“The Barber” is a slick but ultimately underwhelming psychochiller in which a younger man stalks the older serial killer whose evasion of justice scarred the former’s life. Unlikely to win much critical or word-of-mouth support, this decreasingly suspenseful pic will be much more widely seen via VOD than in its simultaneous limited March 27 theatrical launch. Its primary point of interest may be its status as the first release from Orange County-based Chapman U.’s “sustainable, fully functioning independent film production company,” a detail that’s rather more compelling than anything in this lurid thriller.
A prologue shows a screaming young woman being buried alive; she’s one of apparently 17 such victims in the Chicago area.
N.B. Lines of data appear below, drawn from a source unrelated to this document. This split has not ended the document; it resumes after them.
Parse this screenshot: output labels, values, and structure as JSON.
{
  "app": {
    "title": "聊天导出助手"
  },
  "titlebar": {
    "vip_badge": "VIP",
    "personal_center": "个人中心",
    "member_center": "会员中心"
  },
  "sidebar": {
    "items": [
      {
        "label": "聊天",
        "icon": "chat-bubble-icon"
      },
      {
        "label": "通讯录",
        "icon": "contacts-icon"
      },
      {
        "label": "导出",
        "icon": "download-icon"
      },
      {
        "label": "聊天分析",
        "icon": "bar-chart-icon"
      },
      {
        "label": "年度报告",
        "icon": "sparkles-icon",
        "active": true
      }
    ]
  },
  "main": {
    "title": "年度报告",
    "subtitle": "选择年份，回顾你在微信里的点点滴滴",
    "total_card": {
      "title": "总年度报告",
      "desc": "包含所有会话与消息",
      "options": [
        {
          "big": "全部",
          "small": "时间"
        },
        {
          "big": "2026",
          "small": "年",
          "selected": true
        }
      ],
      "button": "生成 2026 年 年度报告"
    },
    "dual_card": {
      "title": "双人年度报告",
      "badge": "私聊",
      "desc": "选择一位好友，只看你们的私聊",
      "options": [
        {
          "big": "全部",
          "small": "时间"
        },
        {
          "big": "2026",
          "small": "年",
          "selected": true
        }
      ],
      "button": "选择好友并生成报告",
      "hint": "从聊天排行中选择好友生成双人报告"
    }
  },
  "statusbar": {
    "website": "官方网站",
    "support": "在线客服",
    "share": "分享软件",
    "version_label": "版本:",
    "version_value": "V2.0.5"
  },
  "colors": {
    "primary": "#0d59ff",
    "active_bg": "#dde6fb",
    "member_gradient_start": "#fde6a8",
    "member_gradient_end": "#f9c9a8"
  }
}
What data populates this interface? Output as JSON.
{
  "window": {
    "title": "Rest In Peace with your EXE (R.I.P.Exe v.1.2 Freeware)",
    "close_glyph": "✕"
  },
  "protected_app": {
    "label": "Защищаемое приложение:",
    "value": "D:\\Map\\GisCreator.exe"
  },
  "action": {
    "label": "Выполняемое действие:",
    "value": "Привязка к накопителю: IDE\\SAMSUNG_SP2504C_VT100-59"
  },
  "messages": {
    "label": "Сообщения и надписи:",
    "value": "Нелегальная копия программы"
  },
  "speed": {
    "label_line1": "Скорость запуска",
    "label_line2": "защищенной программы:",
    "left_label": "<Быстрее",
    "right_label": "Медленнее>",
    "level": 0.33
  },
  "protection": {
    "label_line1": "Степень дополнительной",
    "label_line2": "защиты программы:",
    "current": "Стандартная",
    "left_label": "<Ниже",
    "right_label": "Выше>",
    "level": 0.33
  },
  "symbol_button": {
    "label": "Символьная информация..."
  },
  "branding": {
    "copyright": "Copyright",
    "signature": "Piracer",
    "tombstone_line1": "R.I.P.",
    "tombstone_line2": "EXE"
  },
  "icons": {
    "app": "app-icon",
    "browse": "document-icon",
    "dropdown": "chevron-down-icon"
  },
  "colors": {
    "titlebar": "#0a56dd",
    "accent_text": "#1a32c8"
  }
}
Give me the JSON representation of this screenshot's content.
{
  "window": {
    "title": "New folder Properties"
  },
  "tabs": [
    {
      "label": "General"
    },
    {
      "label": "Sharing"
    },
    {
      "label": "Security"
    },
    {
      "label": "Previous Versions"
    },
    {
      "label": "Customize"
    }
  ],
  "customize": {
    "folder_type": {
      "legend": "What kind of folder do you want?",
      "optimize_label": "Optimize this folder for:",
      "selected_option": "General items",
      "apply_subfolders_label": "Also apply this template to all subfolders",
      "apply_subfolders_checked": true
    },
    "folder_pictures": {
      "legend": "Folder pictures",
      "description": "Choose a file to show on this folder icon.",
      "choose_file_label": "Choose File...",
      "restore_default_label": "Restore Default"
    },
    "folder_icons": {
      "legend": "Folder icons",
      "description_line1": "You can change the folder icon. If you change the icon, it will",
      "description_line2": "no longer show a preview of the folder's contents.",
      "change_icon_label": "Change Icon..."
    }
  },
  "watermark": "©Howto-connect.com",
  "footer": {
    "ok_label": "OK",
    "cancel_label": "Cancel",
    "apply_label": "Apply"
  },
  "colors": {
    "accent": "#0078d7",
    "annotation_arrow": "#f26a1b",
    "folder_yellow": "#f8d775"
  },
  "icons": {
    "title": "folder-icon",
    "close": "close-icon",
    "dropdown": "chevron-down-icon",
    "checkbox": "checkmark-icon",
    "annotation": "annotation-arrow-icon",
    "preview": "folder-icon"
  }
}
Suspect Francis Alan Visser (Scott Glenn) is arrested, but let go because of tampered evidence — something that results in the suicide of the investigating police officer responsible.
Twenty years later, Francis is living under the name Eugene Van Wingerdt in a small town, where he’s tracked down by the late cop’s son John McCormack (Chris Coy), who promptly threatens him with a knife. But the seemingly prudish, harmless old man refuses to press charges. Stranger still, Eugene later gives his tormenter a lift, and vigorously denies any connection with the murders despite John claiming, “I’m your biggest fan.”
Asking for inside info on abducting and killing “little birdies,” John initially encounters resistance — but it doesn’t take long for Eugene to take him under wing and drop any pretense of innocence. The elder man promptly fires his resentful assistant (Max Arciniega) to make room for the newcomer who claims to be his son. Meanwhile, John’s undercover-cop g.f., Audrey (Kristen Hager), grows alarmed by his sudden absence and tracks him to his new environs, at her own peril.
After a conventional setup, the movie gradually grinds its gears toward a hectic, muddled last reel that’s heavy on explication. We’re meant to remain uncertain for a long time about John’s and Eugene’s real identities, but helmer Basel Owies and scenarist Max Enscoe do a poor job concealing either. Performances as well as tech/design contributions are pro.